The perspective you choose for a piece of fiction is part of the voice of the story. I do not have to tell you this, but here it is. Authors write in first person, close third, distant third (often omniscient), and even second person. I also don’t have to tell you this, but here I go anyway: when you’re in first person, you’re following the perspective of the narrating character. Unless you’re writing sci-fi/fantasy fiction and your character is Professor Xavier who can read minds, you are presenting only the thoughts and motivation of the “I” character. In close third, the author still follows the perspective of one character at a time in a scene or possibly a whole book. The Harry Potter novels were written in close third. We follow Harry’s perspective for the most part, though there are times when J.K. Rowling :provides a perspective that is not Harry’s (chapter one of the first and fourth books, for example).
Omniscient narration has an unseen narrator who is privy to the thoughts and motivations of all of the characters. Many of Terry Pratchett’s (photo below) Discworld novels have this sort of narration. Chronicles of Narnia author C. S. Lewis also went the narrator route.
If while describing what Harry sees, feels, and thinks Rowling were to suddenly tell us what Cho Chang or Hermione thought (outside of dialogue), we would call that head hopping. Author and former agent Nathan Bransford describes it this way:
Sometimes people try to create an omniscient perspective through an assemblage of third person limited perspectives. . . . We see what this character is thinking, then we see what this character is thinking, then we see what this character is thinking.

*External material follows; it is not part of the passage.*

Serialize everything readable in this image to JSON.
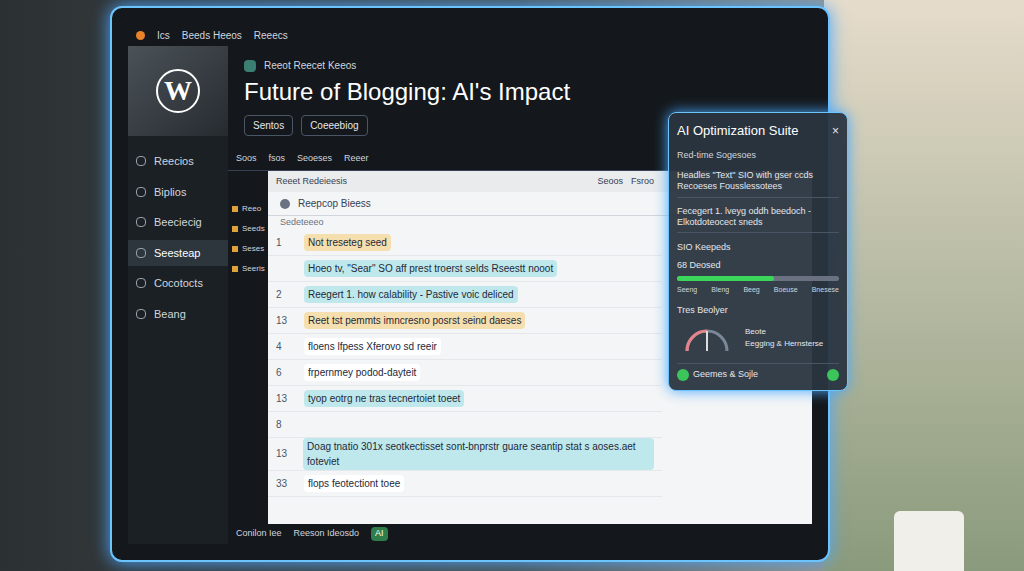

Now, many authors with multiple third-person limited narrators might switch narrators from scene to scene as Bransford mentions in his article, which you can read by clicking here. That’s common. But Bransford is referring to a sudden switch of perspective within the same scene. The perspective is muddied when we know we’re following Sally’s close third perspective in a scene but we’re suddenly told what another character thinks—information Sally couldn’t possibly know (but the author knows). Here’s what I mean:
Sally darted into the elevator. She heaved a sigh of relief as the doors closed, then glanced at the elevator’s only other occupant—a man whose gaze seemed fixed on his shoes. What was his name again? Phil? Frank? She knew him from Accounting.
The man glanced up, noticing her gaze in his direction.
Aside from the hasty writing, you might wonder, what’s the big deal? Seems pretty straightforward. But I would call your attention to the word noticing. That tells me we are now in the man’s head, rather than Sally’s. Why? Because only he would know what he noticed.
I have looked at someone sometimes but my thoughts were completely elsewhere. So while I was seeing the person in theory, I wasn’t really seeing him or her. Authors slip up in perspective when they assign an exact motivation or action to someone outside of the perspective of the point-of-view character (i.e., telling us what the man noticed).
This post is a bit long, so I will stop here. For a good craft book on perspective, you might check out The Power of Point of View by Alicia Rasley (Cincinnati, OH: Writer’s Digest Books, 2008).
Terry Pratchett photo from Wikipedia. Other photos by L. Marie.